Inventions involving artificial intelligence (AI) continue to face several issues on patentability as it does not qualify as the inventor in US patent applications. The amendment to Section 256 of the America Invents Act removed the deceptive intent requirement while still allowing the correction of inventorship. Although this could resolve incorrect inventorship, patentees may not always agree to adjustments and dispute a claim instead. Thus, posing a myriad of issues on invalidation and unenforceability of patent applications for AI-related inventions.
In today’s highly competitive work environment, trade secrets are the lifeblood of a business. As more and more companies move to hybrid and remote work structures, the risk of misappropriation magnifies. This underscores the need for businesses to level up their trade secret protection and create sophisticated confidentiality controls without stifling collaborative workspaces.
Today, the proliferation of machine learning (ML) and artificial intelligence (AI) is significantly changing the business landscape.
Pharmaceutical and biotechnology patents have increased aggressively in recent years. Consequently, this upward trend has posed a greater risk for the U.S. pharma patents. Political and economic troubles such as claims of patent evergreening abuse have also added complexity on existing challenges.
The US Patent & Trademark Office’s (USPTO’s) Inter Partes Reviews (IPR) and Post-Grant Reviews (PGR) proceedings continue to provide patent challengers with a faster and cheaper way to invalidate patents. Thus, patent challengers have made USPTO a forum of choice in disputing patent enforceability and validity.
Since the beginning of 2019, the number of biosimilar litigation - particularly those concerning the Biologics Price Competition and Innovation Act (BPCIA) “patent dance” - has drastically increased. One of the notable BCPIA cases that are being closely watched, is Amgen’s legal battle with Novartis’ Sandoz arm over the Enbrel patent, in which the former intends to hold commercial exclusivity for Enbrel until 2029. The legal precedents established in this dispute are expected to impact the biosimilar market as well as the pending and future biosimilar patent lawsuits.
Also known as claim construction hearing, the Markman hearing is a significant proceeding in a patent infringement case. Getting it right is crucial to the success of a case.
As the world develops and distributes safe and effective vaccines against COVID-19, the pharmaceutical industry is confronted with additional trade secrets protection challenges. Issues include the increased the burdens of protecting their assets, the immense level of R&D, the substantial impact of remote work, and COVID-related legal restrictions.
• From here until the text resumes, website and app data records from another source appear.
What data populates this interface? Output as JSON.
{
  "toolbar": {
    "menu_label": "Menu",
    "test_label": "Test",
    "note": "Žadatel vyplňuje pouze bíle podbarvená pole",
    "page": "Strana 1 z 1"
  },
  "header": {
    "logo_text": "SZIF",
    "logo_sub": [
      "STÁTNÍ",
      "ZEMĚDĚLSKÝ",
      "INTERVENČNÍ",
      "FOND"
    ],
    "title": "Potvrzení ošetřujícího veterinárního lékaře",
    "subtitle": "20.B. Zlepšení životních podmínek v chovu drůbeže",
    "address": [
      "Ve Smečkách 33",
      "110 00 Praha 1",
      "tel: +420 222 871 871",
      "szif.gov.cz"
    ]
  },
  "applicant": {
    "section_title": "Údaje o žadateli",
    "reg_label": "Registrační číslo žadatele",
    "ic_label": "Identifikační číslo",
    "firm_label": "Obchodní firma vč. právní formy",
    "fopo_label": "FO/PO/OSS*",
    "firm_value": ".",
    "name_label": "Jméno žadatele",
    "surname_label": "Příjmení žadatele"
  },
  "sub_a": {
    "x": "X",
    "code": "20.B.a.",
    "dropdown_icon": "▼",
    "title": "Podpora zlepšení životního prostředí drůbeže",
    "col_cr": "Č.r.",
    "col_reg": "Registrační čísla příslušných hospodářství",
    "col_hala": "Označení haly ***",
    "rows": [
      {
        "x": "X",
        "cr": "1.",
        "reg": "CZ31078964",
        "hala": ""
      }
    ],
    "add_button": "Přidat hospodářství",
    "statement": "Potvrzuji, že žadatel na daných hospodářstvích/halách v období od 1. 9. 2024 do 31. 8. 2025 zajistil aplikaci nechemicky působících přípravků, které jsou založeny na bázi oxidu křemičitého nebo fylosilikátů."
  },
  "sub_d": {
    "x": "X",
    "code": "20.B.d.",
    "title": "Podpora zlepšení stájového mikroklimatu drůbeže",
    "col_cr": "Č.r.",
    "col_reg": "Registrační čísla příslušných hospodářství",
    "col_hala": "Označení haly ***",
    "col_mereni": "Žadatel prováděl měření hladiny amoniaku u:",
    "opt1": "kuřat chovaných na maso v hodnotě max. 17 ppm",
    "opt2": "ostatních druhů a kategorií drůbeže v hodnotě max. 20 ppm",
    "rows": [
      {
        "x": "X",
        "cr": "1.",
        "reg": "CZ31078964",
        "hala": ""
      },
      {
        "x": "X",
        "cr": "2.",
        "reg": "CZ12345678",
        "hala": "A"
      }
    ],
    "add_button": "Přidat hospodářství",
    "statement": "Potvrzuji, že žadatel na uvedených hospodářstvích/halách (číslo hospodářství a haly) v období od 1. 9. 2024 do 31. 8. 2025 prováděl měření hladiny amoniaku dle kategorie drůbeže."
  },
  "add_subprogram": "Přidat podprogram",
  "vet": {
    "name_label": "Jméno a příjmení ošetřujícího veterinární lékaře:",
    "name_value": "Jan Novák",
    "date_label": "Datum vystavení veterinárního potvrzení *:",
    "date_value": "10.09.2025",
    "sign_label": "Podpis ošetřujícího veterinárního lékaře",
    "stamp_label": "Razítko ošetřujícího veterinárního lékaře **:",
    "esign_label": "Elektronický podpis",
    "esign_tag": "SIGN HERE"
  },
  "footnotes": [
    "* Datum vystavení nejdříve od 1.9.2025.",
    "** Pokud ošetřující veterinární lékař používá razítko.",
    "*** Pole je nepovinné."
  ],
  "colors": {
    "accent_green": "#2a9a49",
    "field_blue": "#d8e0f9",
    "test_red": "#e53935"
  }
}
Pharmaceutical companies must implement effective trade secrets protection strategies to manage threats amidst this crisis.
In the U.S. and Canada, courts have designed the doctrine of obviousness-type double patenting (ODP) to prevent inventors from gaining an unjust extension of their patent rights by obtaining patent on the obvious variants of an invention.
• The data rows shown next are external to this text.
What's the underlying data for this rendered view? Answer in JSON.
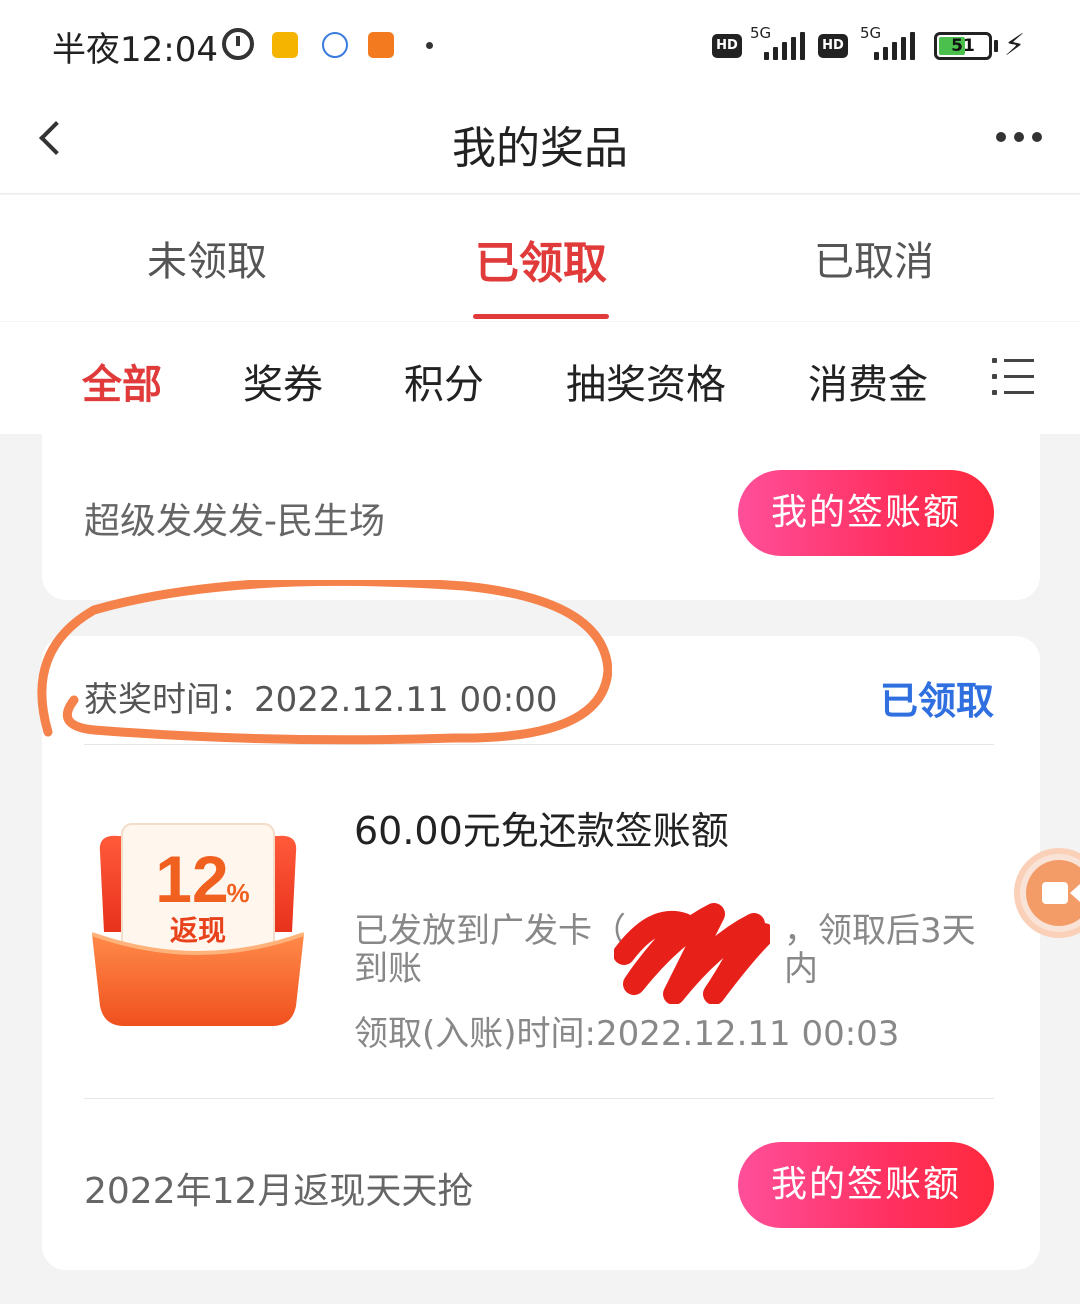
{
  "status_bar": {
    "time": "半夜12:04",
    "network_1": "5G",
    "network_2": "5G",
    "hd_1": "HD",
    "hd_2": "HD",
    "battery": "51"
  },
  "nav": {
    "title": "我的奖品"
  },
  "tabs": [
    {
      "label": "未领取"
    },
    {
      "label": "已领取"
    },
    {
      "label": "已取消"
    }
  ],
  "filters": [
    {
      "label": "全部"
    },
    {
      "label": "奖券"
    },
    {
      "label": "积分"
    },
    {
      "label": "抽奖资格"
    },
    {
      "label": "消费金"
    }
  ],
  "card1": {
    "activity": "超级发发发-民生场",
    "button": "我的签账额"
  },
  "card2": {
    "award_time": "获奖时间：2022.12.11 00:00",
    "status": "已领取",
    "prize_name": "60.00元免还款签账额",
    "prize_desc_head": "已发放到广发卡（",
    "prize_desc_tail": "，领取后3天内",
    "prize_desc_line2": "到账",
    "prize_receive_time": "领取(入账)时间:2022.12.11 00:03",
    "icon_percent_big": "12",
    "icon_percent_sign": "%",
    "icon_label": "返现",
    "activity": "2022年12月返现天天抢",
    "button": "我的签账额"
  },
  "colors": {
    "accent_red": "#e03a3a",
    "status_blue": "#2f6fe0",
    "annotation_orange": "#f5824a"
  }
}
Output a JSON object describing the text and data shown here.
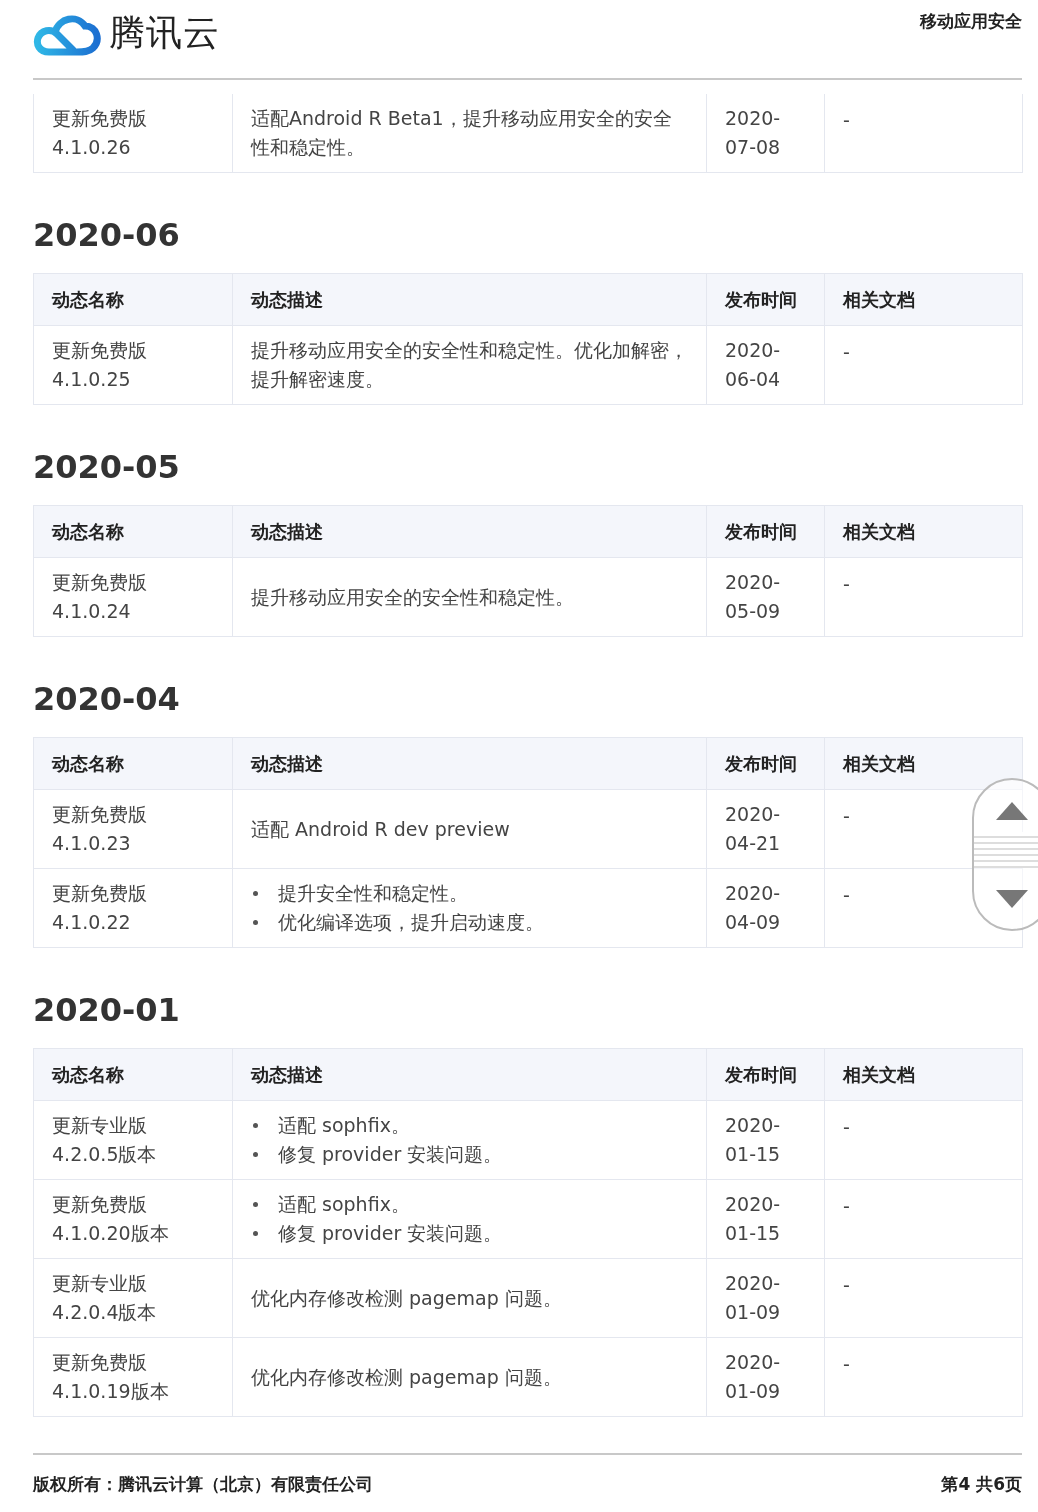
{
  "header": {
    "brand": "腾讯云",
    "product": "移动应用安全"
  },
  "fragment": {
    "rows": [
      {
        "name": [
          "更新免费版",
          "4.1.0.26"
        ],
        "description": {
          "kind": "text",
          "text": "适配Android R Beta1，提升移动应用安全的安全性和稳定性。"
        },
        "date": [
          "2020-",
          "07-08"
        ],
        "doc": "-"
      }
    ]
  },
  "sections": [
    {
      "heading": "2020-06",
      "columns": [
        "动态名称",
        "动态描述",
        "发布时间",
        "相关文档"
      ],
      "rows": [
        {
          "name": [
            "更新免费版",
            "4.1.0.25"
          ],
          "description": {
            "kind": "text",
            "text": "提升移动应用安全的安全性和稳定性。优化加解密，提升解密速度。"
          },
          "date": [
            "2020-",
            "06-04"
          ],
          "doc": "-"
        }
      ]
    },
    {
      "heading": "2020-05",
      "columns": [
        "动态名称",
        "动态描述",
        "发布时间",
        "相关文档"
      ],
      "rows": [
        {
          "name": [
            "更新免费版",
            "4.1.0.24"
          ],
          "description": {
            "kind": "text",
            "text": "提升移动应用安全的安全性和稳定性。"
          },
          "date": [
            "2020-",
            "05-09"
          ],
          "doc": "-"
        }
      ]
    },
    {
      "heading": "2020-04",
      "columns": [
        "动态名称",
        "动态描述",
        "发布时间",
        "相关文档"
      ],
      "rows": [
        {
          "name": [
            "更新免费版",
            "4.1.0.23"
          ],
          "description": {
            "kind": "text",
            "text": "适配 Android R dev preview"
          },
          "date": [
            "2020-",
            "04-21"
          ],
          "doc": "-"
        },
        {
          "name": [
            "更新免费版",
            "4.1.0.22"
          ],
          "description": {
            "kind": "bullets",
            "items": [
              "提升安全性和稳定性。",
              "优化编译选项，提升启动速度。"
            ]
          },
          "date": [
            "2020-",
            "04-09"
          ],
          "doc": "-"
        }
      ]
    },
    {
      "heading": "2020-01",
      "columns": [
        "动态名称",
        "动态描述",
        "发布时间",
        "相关文档"
      ],
      "rows": [
        {
          "name": [
            "更新专业版",
            "4.2.0.5版本"
          ],
          "description": {
            "kind": "bullets",
            "items": [
              "适配 sophfix。",
              "修复 provider 安装问题。"
            ]
          },
          "date": [
            "2020-",
            "01-15"
          ],
          "doc": "-"
        },
        {
          "name": [
            "更新免费版",
            "4.1.0.20版本"
          ],
          "description": {
            "kind": "bullets",
            "items": [
              "适配 sophfix。",
              "修复 provider 安装问题。"
            ]
          },
          "date": [
            "2020-",
            "01-15"
          ],
          "doc": "-"
        },
        {
          "name": [
            "更新专业版",
            "4.2.0.4版本"
          ],
          "description": {
            "kind": "text",
            "text": "优化内存修改检测 pagemap 问题。"
          },
          "date": [
            "2020-",
            "01-09"
          ],
          "doc": "-"
        },
        {
          "name": [
            "更新免费版",
            "4.1.0.19版本"
          ],
          "description": {
            "kind": "text",
            "text": "优化内存修改检测 pagemap 问题。"
          },
          "date": [
            "2020-",
            "01-09"
          ],
          "doc": "-"
        }
      ]
    }
  ],
  "footer": {
    "copyright": "版权所有：腾讯云计算（北京）有限责任公司",
    "page": "第4 共6页"
  }
}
Since its enactment last 2014, the Supreme Court's Alice decision has continuously raised the bar for patent eligibility. Software innovation went up and it has significantly altered the patentability of software, business methods, and e-commerce technologies. In addition, software patent litigations have also changed dramatically.
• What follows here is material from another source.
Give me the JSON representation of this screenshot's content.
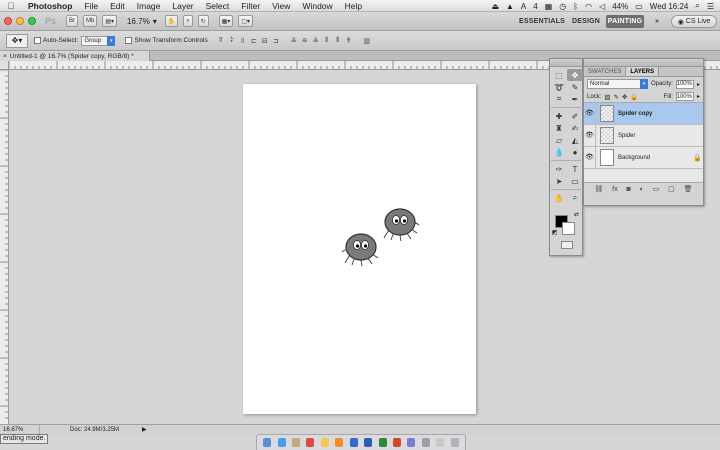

In January 2019, the United States Patent and Trademark Office (USPTO) issued a revised guidance to be used when evaluating subject matter eligibility and updated same in October 2019. The revised and updated guidelines primarily focus on patent eligibility procedures involving patent claims and applications. By providing new guidance in identifying whether a patent claim or patent application claim is directed to a judicial exception, it aims to bring better clarity and predictability to Step 2A of the Alice/Mayo test.